Johannes Cabal traded his soul to Satan to gain power over the dead.
And as is usual in such deals, he eventually realizes that he wants it back. What is not standard is the method in which Satan decides to let him attempt to regain that soul.
To regain his soul, Johannes Cabal has to run a carnival.
There’s something a little uncanny about fairgrounds, amusement parks, and funhouses. While there are bright colors and neon signs and prizes and music, the booths are rickety, the lines are long, and there’s always a bit of suspicion on whether or not the games are rigged. Most are seasonal places that won’t last the summer, and yet a visit can be the highlight of the year. Between the music, the roar of the crowds and the hum of the rides, there’s something about the energy that’s incredibly artificial and incredibly organic. With the right touch, the place will feel as if anything can happen.
It’s a great place to set up temptations. It’s a great place to trap souls.
That’s what Johannes Cabal has to use his carnival to do. To regain his own soul, he needs to get 100 others to sign themselves over to Satan.
A necromancer by trade- gaining knowledge over the dead is why he decided to hand over his soul to Satan in the first place- Cabal really doesn’t know how to use joy of even the most artificial sort to get what he’s looking for. So he enlists a crew of helpers- some dead, some undead, all unnatural- to help him run his carnival. Mayhem both worldly and otherworldly ensues, and the consequences for both Johannes and his crew are unexpected. In some cases, they’re deadly.
Anyone who’s read Ray Bradbury will see parallels to Something Wicked This Way Comes, which also features a spectacularly evil carnival. They’d be right. The author of Johannes Cabal The Necromancer, Jonathan L. Howard, said that this story was largely inspired by that tale, and by his own asking of the question “Where would an evil carnival come from?”
“From Hell” might seem a trite answer to that question, but it’s the why of it that makes this story so spectacularly entertaining, even if you’ve never read Ray Bradbury. Using a carnival as bait for something much more sinister may be a cliché, but using it as a means to both steal souls and gain one is a really interesting play on the artificial allure that so many carnivals and amusement parks have. In such places you tend to forget about the niceties. Like double-checking that waiver you signed.
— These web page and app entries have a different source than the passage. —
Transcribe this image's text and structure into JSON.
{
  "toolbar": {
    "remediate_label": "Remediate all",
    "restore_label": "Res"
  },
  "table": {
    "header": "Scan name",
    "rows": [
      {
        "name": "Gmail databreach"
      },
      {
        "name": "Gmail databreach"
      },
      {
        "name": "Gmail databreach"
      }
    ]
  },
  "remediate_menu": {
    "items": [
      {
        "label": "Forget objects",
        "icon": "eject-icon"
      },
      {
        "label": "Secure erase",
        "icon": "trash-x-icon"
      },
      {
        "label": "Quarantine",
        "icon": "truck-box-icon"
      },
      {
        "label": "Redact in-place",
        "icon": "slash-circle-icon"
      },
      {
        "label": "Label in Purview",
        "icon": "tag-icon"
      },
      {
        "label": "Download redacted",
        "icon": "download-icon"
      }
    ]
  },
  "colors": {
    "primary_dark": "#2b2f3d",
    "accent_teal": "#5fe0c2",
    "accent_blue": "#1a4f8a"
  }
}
Or reading the little form required to get that deluxe prize package.
The best thing about this book is easily the setting and the language. The carnival and its eerie workers leap off the page, and Howard can turn a metaphor with the skill of Wodehouse. My personal favorite was: “Johannes Cabal smiled. Somewhere a churn of milk curdled.” In keeping with the plot, the language is dark, unusual, sometimes arcane, and often very funny. Though the characters are interesting and the plot fun, the words are really a driving force for the story. It’s a delight to read.
There are a few minor problems in that that the plot gets a little breakneck towards the end, and that there aren’t very many characters to speak of. But the world is fascinating and the few characters we do get populate it very well. From the former necromancer who raises a lunatic army to Johannes Cabal himself, the characters fit perfectly into this odd little nightmare, even if they aren’t as fully realized as I’d normally like. And of particular interest is the relationship between Johannes Cabal and his brother Horst. It was oddly touching and heartbreaking, despite the bizarre circumstances in which they work together.
But by far my favorite part of the book was how real the threat of Hell was, both for Johannes and for the souls he was signing over. Because in a book where losing your soul is a major part of the plot, the threat to that soul had better be concrete and convincing. And I really appreciated that the possibility of Johannes going to Hell forever was never forgotten. The threat of losing your soul was presented as a very real danger, and makes me want to double-check every contract I’ve signed, as well as every Terms and Conditions check-box.
After all, you never know what might be in the fine print.